These changes include:
• An economic nexus standard with a $1 million threshold for annual receipts; 
• Market-based sourcing rules for sales other than sales of tangible personal property; 
• Taxing alien corporations based on effectively connected income; 
• Substantially changing combined reporting rules; 
• Allowing for greater utilization of net operating losses; and 
• Aligning the tax treatment of corporations and banks.

Educational Objectives:
• Discover the efficiencies created by aligning the tax treatment of corporations and banks 
• Identify the qualifications for new economic nexus standards 
• Compare and contrast the current and new tax bases 
• Determine how the new sourcing rules will impact the corporate income tax treatment of certain types of transactions/receipts 
• Analyze New York’s combined reporting regime
• Determine why it is difficult to fully utilize net operating losses under New York’s current tax system and how this will change.



Kendall Houghton is a nationally recognized expert whose practice with Alston & Bird focuses on state and local tax planning, tax controversies and unclaimed property/escheat matters. She previously served as general counsel to the Council On State Taxation (COST), where she filed U.S. Supreme Court briefs in cases impacting state taxation of multistate commerce and led a tax policy initiative addressing taxation of Internet transactions.

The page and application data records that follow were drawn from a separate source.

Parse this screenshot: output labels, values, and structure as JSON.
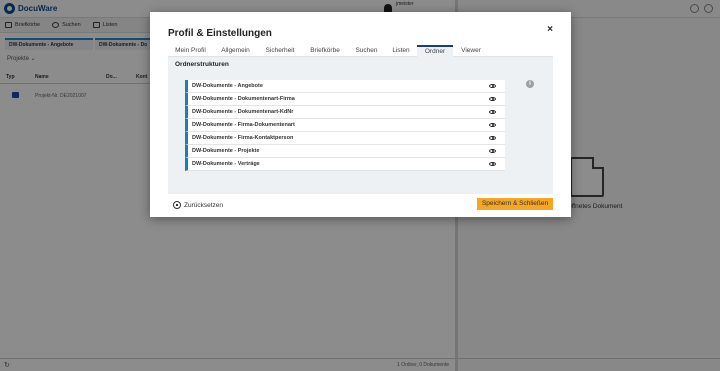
{
  "app": {
    "logo_text": "DocuWare",
    "user_name": "jmeister",
    "toolbar": [
      "Briefkörbe",
      "Suchen",
      "Listen"
    ],
    "doc_tabs": [
      "DW-Dokumente - Angebote",
      "DW-Dokumente - Do"
    ],
    "projekte_label": "Projekte ⌄",
    "list_columns": [
      "Typ",
      "Name",
      "Do...",
      "Kont"
    ],
    "list_row_name": "Projekt-Nr. DE2021007",
    "status_text": "1 Ordner, 0 Dokumente",
    "preview_caption": "öffnetes Dokument"
  },
  "modal": {
    "title": "Profil & Einstellungen",
    "close": "×",
    "tabs": [
      "Mein Profil",
      "Allgemein",
      "Sicherheit",
      "Briefkörbe",
      "Suchen",
      "Listen",
      "Ordner",
      "Viewer"
    ],
    "active_tab": "Ordner",
    "section_title": "Ordnerstrukturen",
    "info_icon": "i",
    "folders": [
      "DW-Dokumente - Angebote",
      "DW-Dokumente - Dokumentenart-Firma",
      "DW-Dokumente - Dokumentenart-KdNr",
      "DW-Dokumente - Firma-Dokumentenart",
      "DW-Dokumente - Firma-Kontaktperson",
      "DW-Dokumente - Projekte",
      "DW-Dokumente - Verträge"
    ],
    "reset_label": "Zurücksetzen",
    "save_label": "Speichern & Schließen"
  },
  "colors": {
    "accent": "#1e7fa8",
    "active_tab_border": "#1a3e78",
    "save_button": "#f5a623"
  }
}
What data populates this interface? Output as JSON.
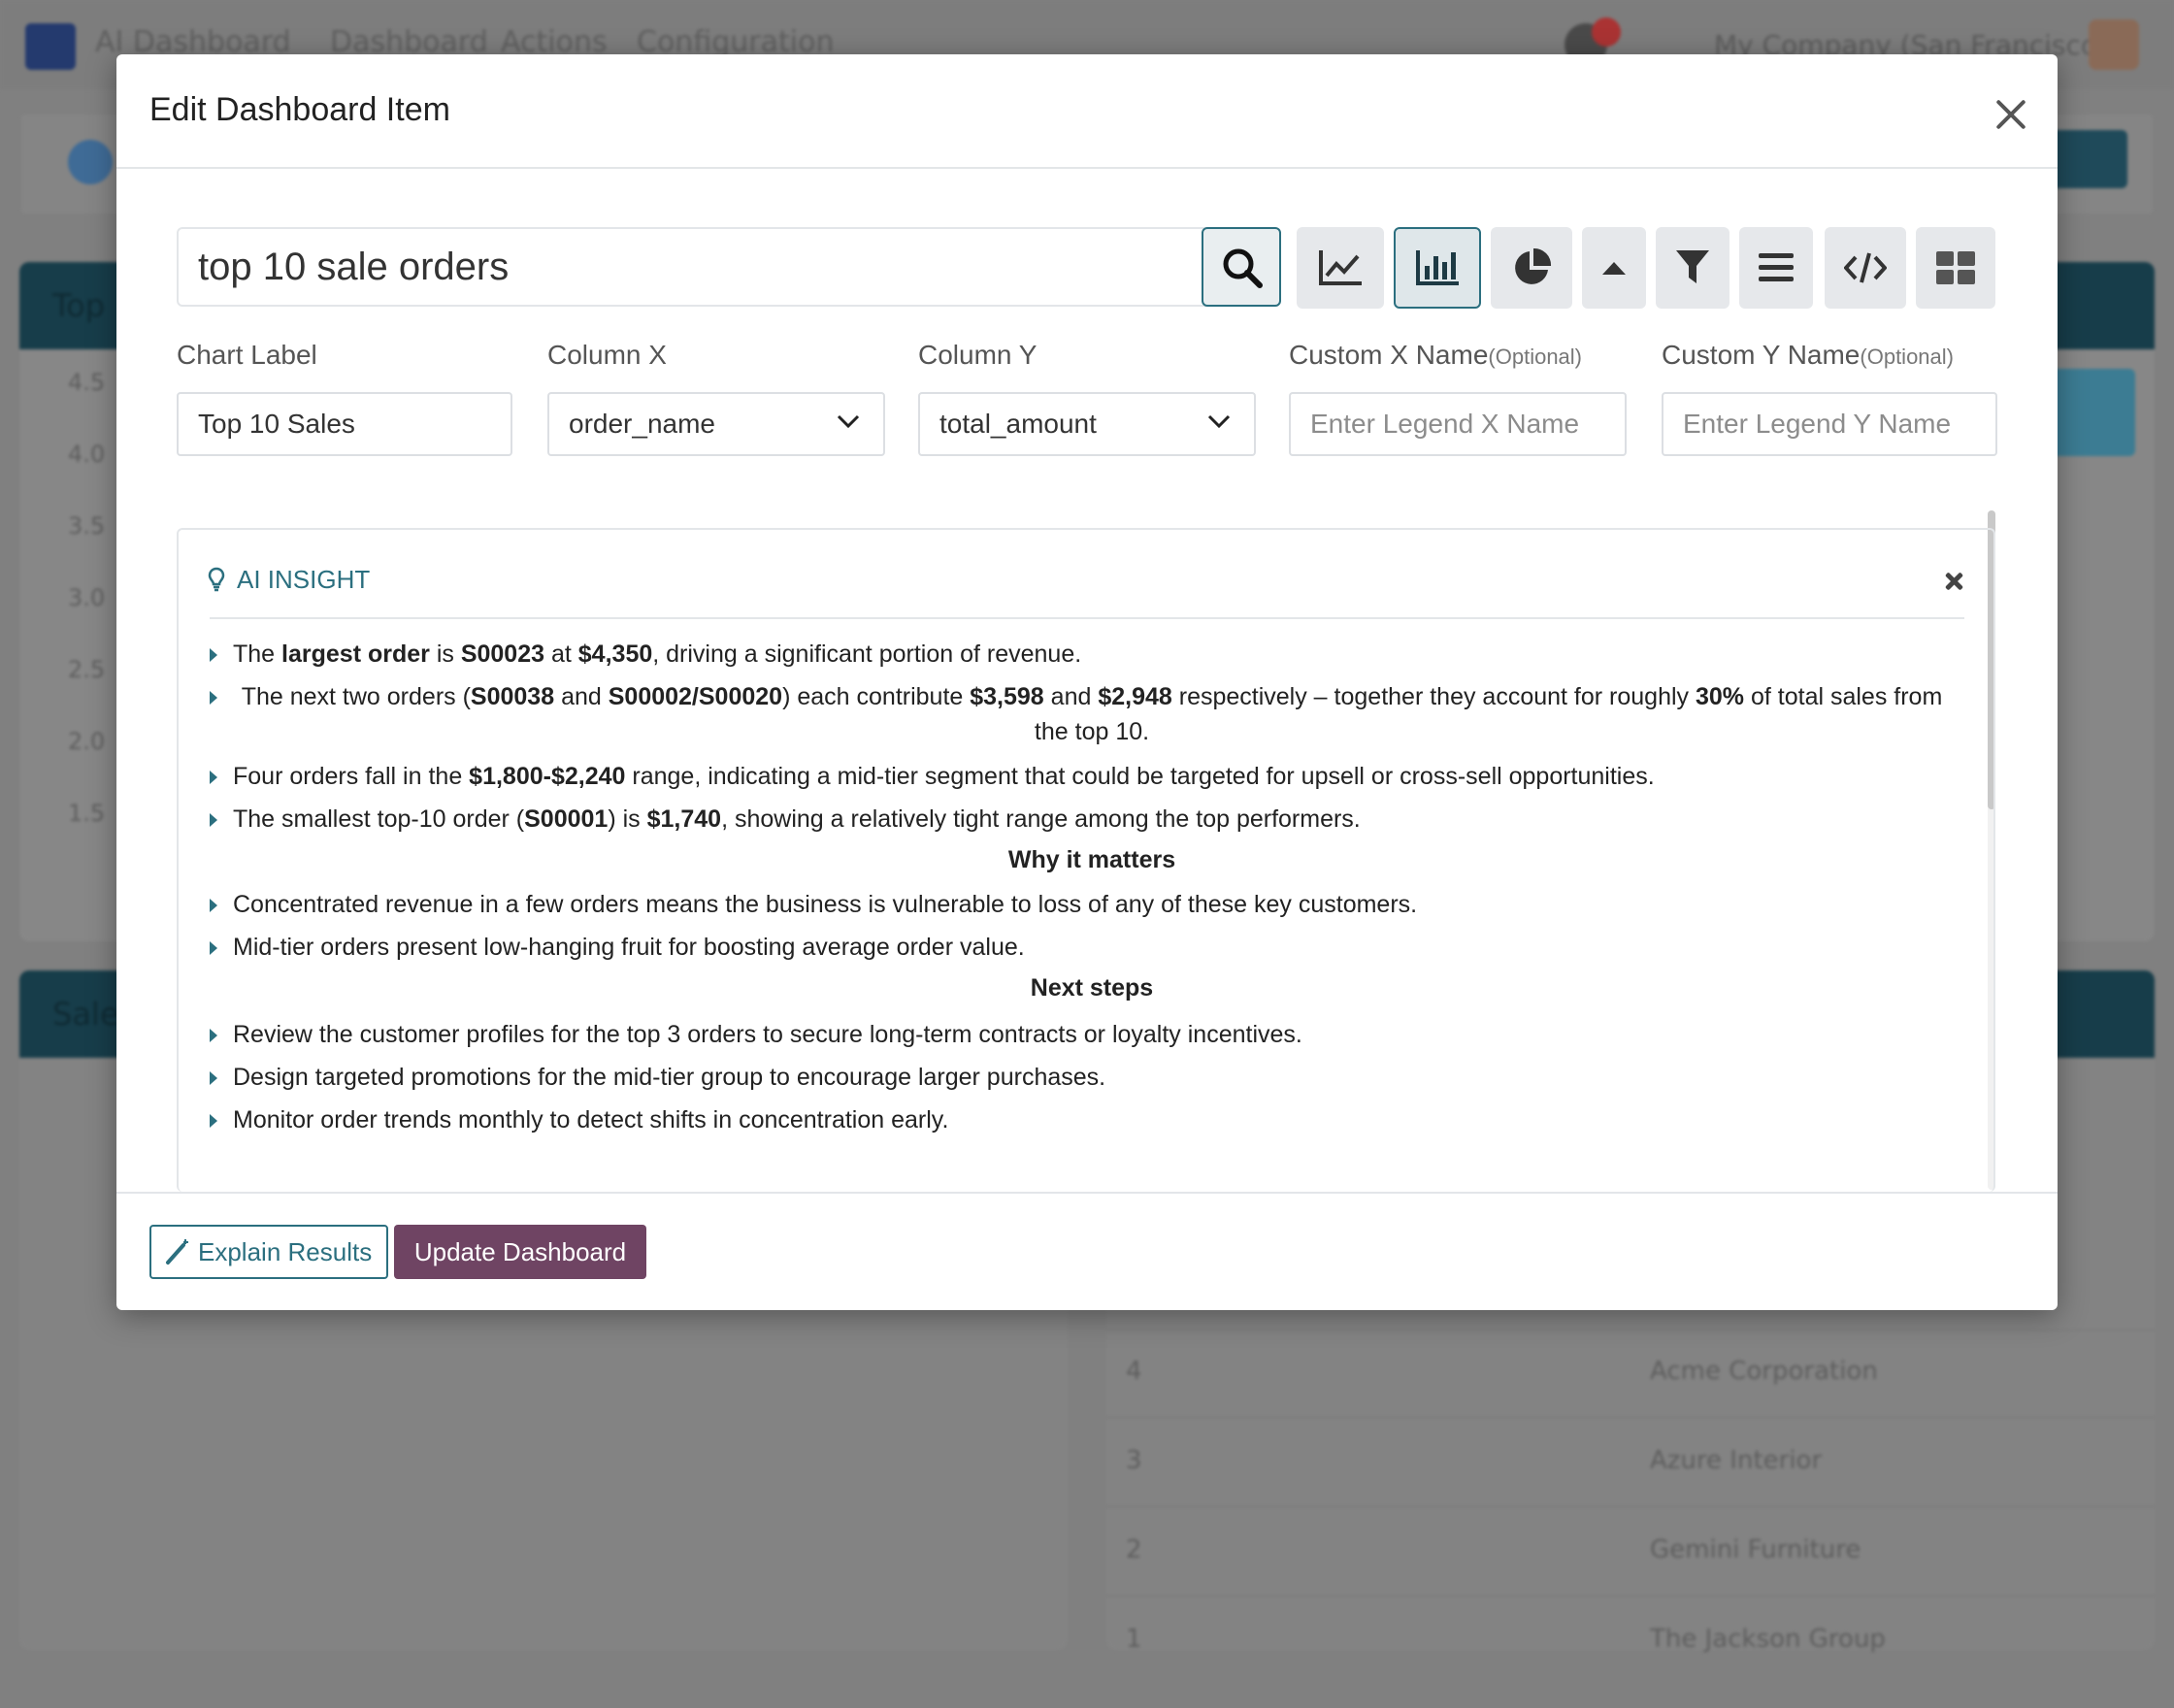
{
  "background": {
    "app_title": "AI Dashboard",
    "nav": [
      "Dashboard",
      "Actions",
      "Configuration"
    ],
    "company": "My Company (San Francisco)",
    "card_left_title": "Top",
    "card_left2_title": "Sales",
    "y_ticks": [
      "4.5",
      "4.0",
      "3.5",
      "3.0",
      "2.5",
      "2.0",
      "1.5"
    ],
    "rows": [
      {
        "num": "4",
        "customer": "Acme Corporation"
      },
      {
        "num": "3",
        "customer": "Azure Interior"
      },
      {
        "num": "2",
        "customer": "Gemini Furniture"
      },
      {
        "num": "1",
        "customer": "The Jackson Group"
      }
    ]
  },
  "modal": {
    "title": "Edit Dashboard Item",
    "search": {
      "value": "top 10 sale orders"
    },
    "toolbar_icons": [
      "search-icon",
      "line-chart-icon",
      "bar-chart-icon",
      "pie-chart-icon",
      "caret-up-icon",
      "filter-icon",
      "list-icon",
      "code-icon",
      "grid-icon"
    ],
    "fields": {
      "chart_label": {
        "label": "Chart Label",
        "value": "Top 10 Sales"
      },
      "column_x": {
        "label": "Column X",
        "value": "order_name"
      },
      "column_y": {
        "label": "Column Y",
        "value": "total_amount"
      },
      "custom_x": {
        "label": "Custom X Name",
        "optional": "(Optional)",
        "placeholder": "Enter Legend X Name"
      },
      "custom_y": {
        "label": "Custom Y Name",
        "optional": "(Optional)",
        "placeholder": "Enter Legend Y Name"
      }
    },
    "insight": {
      "title": "AI INSIGHT",
      "why_heading": "Why it matters",
      "next_heading": "Next steps",
      "why": [
        "Concentrated revenue in a few orders means the business is vulnerable to loss of any of these key customers.",
        "Mid-tier orders present low-hanging fruit for boosting average order value."
      ],
      "next": [
        "Review the customer profiles for the top 3 orders to secure long-term contracts or loyalty incentives.",
        "Design targeted promotions for the mid-tier group to encourage larger purchases.",
        "Monitor order trends monthly to detect shifts in concentration early."
      ],
      "b1": {
        "t1": "The ",
        "b1": "largest order",
        "t2": " is ",
        "b2": "S00023",
        "t3": " at ",
        "b3": "$4,350",
        "t4": ", driving a significant portion of revenue."
      },
      "b2": {
        "t1": "The next two orders (",
        "b1": "S00038",
        "t2": " and ",
        "b2": "S00002/S00020",
        "t3": ") each contribute ",
        "b3": "$3,598",
        "t4": " and ",
        "b4": "$2,948",
        "t5": " respectively – together they account for roughly ",
        "b5": "30%",
        "t6": " of total sales from the top 10."
      },
      "b3": {
        "t1": "Four orders fall in the ",
        "b1": "$1,800-$2,240",
        "t2": " range, indicating a mid-tier segment that could be targeted for upsell or cross-sell opportunities."
      },
      "b4": {
        "t1": "The smallest top-10 order (",
        "b1": "S00001",
        "t2": ") is ",
        "b2": "$1,740",
        "t3": ", showing a relatively tight range among the top performers."
      }
    },
    "buttons": {
      "explain": "Explain Results",
      "update": "Update Dashboard"
    }
  }
}
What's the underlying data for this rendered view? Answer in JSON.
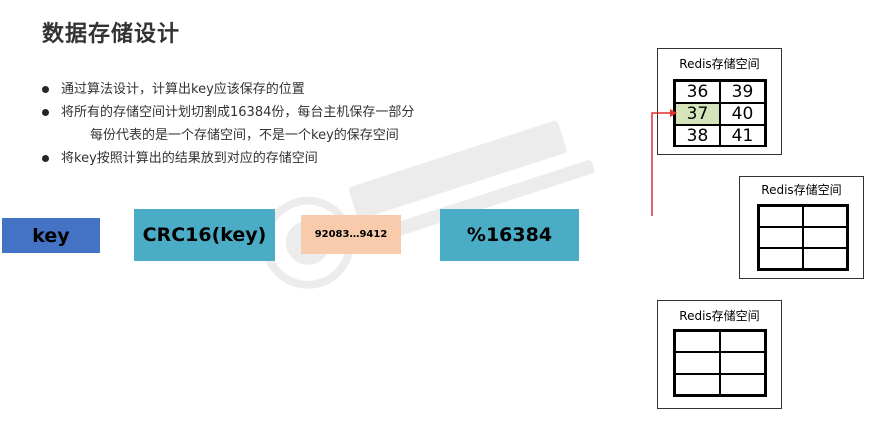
{
  "title": "数据存储设计",
  "bullets": [
    "通过算法设计，计算出key应该保存的位置",
    "将所有的存储空间计划切割成16384份，每台主机保存一部分",
    "每份代表的是一个存储空间，不是一个key的保存空间",
    "将key按照计算出的结果放到对应的存储空间"
  ],
  "flow": {
    "key": "key",
    "crc": "CRC16(key)",
    "range": "92083…9412",
    "mod": "%16384"
  },
  "nodes": [
    {
      "label": "Redis存储空间",
      "cells": [
        "36",
        "39",
        "37",
        "40",
        "38",
        "41"
      ],
      "highlight_index": 2
    },
    {
      "label": "Redis存储空间",
      "cells": [
        "",
        "",
        "",
        "",
        "",
        ""
      ]
    },
    {
      "label": "Redis存储空间",
      "cells": [
        "",
        "",
        "",
        "",
        "",
        ""
      ]
    }
  ],
  "colors": {
    "key_box": "#4472C4",
    "crc_box": "#4BACC6",
    "range_box": "#F8CBAD",
    "mod_box": "#4BACC6",
    "highlight_cell": "#D6E4BC",
    "arrow": "#E03030"
  }
}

Ms. Houghton has represented clients on a multi-jurisdictional basis with respect to significant tax disputes; negotiated favorable settlements with state and local jurisdictions; developed and advocated state tax policy and legislative positions that benefited client interests; and collaborated with clients to design transactional and organizational structures that have optimized direct and indirect tax burdens. 

Ms. Houghton is co-author of Bloomberg BNA’s Multistate Tax Management portfolio entitled “Unclaimed Property.” She is a Georgetown University School of Law instructor and a featured speaker at national state tax conferences and schools hosted by COST, TEI, IPT, and the Unclaimed Property Professionals Organization, Georgetown University School of Law and the New York University School of Law.


Matthew P. Hedstrom is a senior associate based in the New York office of Alston & Bird. He focuses his practice on state and local tax planning and controversy and addresses clients’ multistate tax issues, including state income tax apportionment, tax base, business/nonbusiness income determinations, telecommunications and sales/use tax nexus, sourcing and taxability issues. 

Matthew also advises clients on the state and local tax implications of restructuring, mergers, acquisitions and dispositions, in addition to unclaimed property matters, including multistate compliance, voluntary disclosure, planning, audit defense and legal options. He also has tax controversy experience at the audit, administrative and appeals level in several jurisdictions. 

Matthew has been published on a wide variety of state tax topics in different journals, including State Tax Notes and Journal of Multistate Taxation and Incentives. He regularly speaks on state and local tax matters and has spoken at events hosted by Council On State Taxation (COST), the Tax Executives Institute (TEI), New York University’s Summer Institute in State and Local Taxation and Bloomberg BNA, and the Unclaimed Property Professionals Organization.